▸ WORK REQUIRED: Go through the entries below. Copy each line in which "record" appears.

Web page and app entries

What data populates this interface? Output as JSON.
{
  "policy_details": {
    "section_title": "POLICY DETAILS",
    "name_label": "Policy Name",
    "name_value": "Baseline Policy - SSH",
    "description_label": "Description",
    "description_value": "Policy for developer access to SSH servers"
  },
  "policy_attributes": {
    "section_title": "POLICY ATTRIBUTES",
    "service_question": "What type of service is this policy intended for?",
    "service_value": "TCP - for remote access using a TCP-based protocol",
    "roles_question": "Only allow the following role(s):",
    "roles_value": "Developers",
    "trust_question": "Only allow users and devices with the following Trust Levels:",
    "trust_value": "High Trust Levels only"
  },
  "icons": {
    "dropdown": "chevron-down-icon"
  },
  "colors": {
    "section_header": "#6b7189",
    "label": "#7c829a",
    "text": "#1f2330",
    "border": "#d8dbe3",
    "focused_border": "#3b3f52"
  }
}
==
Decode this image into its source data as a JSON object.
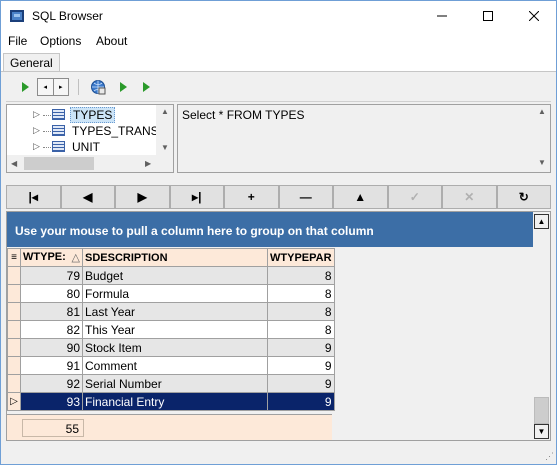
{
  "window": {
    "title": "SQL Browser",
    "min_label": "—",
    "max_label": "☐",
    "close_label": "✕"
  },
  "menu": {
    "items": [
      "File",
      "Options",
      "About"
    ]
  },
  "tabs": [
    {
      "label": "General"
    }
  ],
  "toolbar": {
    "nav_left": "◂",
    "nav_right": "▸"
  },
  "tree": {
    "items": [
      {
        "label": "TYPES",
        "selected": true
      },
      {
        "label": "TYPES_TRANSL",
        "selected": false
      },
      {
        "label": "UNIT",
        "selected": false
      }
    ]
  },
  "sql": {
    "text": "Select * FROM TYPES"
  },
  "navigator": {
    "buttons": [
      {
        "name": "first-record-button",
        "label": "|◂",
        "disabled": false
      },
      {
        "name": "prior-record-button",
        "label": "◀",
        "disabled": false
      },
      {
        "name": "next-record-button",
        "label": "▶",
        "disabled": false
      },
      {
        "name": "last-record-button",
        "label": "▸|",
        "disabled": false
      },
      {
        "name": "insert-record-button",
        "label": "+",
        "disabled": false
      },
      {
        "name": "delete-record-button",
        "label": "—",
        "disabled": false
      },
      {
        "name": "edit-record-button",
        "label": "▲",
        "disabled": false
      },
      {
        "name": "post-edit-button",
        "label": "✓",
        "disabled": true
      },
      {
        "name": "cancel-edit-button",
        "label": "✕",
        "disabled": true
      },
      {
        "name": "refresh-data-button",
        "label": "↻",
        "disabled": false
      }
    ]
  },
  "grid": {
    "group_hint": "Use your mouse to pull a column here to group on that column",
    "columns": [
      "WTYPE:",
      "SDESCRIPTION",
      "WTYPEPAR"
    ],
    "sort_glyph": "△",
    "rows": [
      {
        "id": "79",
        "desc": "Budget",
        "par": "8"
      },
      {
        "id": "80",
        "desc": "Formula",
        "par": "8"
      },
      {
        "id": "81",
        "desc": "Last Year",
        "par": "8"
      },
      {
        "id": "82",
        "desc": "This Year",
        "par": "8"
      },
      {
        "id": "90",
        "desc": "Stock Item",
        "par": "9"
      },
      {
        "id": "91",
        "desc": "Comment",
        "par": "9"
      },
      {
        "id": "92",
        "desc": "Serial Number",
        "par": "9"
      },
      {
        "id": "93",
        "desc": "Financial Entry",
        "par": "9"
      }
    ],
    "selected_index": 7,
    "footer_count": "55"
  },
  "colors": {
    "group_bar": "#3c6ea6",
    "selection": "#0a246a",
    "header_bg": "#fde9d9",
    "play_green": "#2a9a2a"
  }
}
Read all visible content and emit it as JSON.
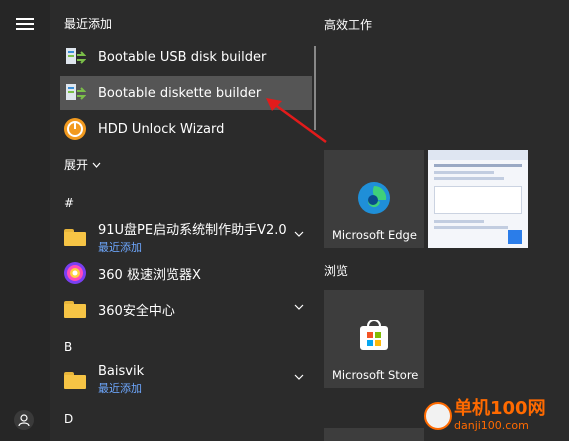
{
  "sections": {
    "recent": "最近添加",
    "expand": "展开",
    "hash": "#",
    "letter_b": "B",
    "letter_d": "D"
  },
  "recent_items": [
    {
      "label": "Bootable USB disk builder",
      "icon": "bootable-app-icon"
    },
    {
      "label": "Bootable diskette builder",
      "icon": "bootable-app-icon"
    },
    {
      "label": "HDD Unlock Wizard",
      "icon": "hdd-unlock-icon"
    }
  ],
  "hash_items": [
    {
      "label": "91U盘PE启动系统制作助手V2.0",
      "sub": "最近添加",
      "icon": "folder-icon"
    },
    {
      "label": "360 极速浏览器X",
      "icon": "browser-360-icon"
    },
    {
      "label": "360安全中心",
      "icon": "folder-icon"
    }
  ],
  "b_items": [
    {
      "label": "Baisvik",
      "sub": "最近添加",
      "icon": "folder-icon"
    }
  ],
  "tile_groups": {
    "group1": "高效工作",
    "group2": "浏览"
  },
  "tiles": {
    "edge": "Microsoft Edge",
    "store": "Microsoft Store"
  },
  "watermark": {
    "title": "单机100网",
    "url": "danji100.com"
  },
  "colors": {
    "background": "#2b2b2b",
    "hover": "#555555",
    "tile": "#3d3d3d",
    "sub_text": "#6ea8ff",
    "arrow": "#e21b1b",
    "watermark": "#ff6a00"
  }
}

▸ SOLUTION TO THE PROBLEM:
        "name": "first-record-button",
        "name": "prior-record-button",
        "name": "next-record-button",
        "name": "last-record-button",
        "name": "insert-record-button",
        "name": "delete-record-button",
        "name": "edit-record-button",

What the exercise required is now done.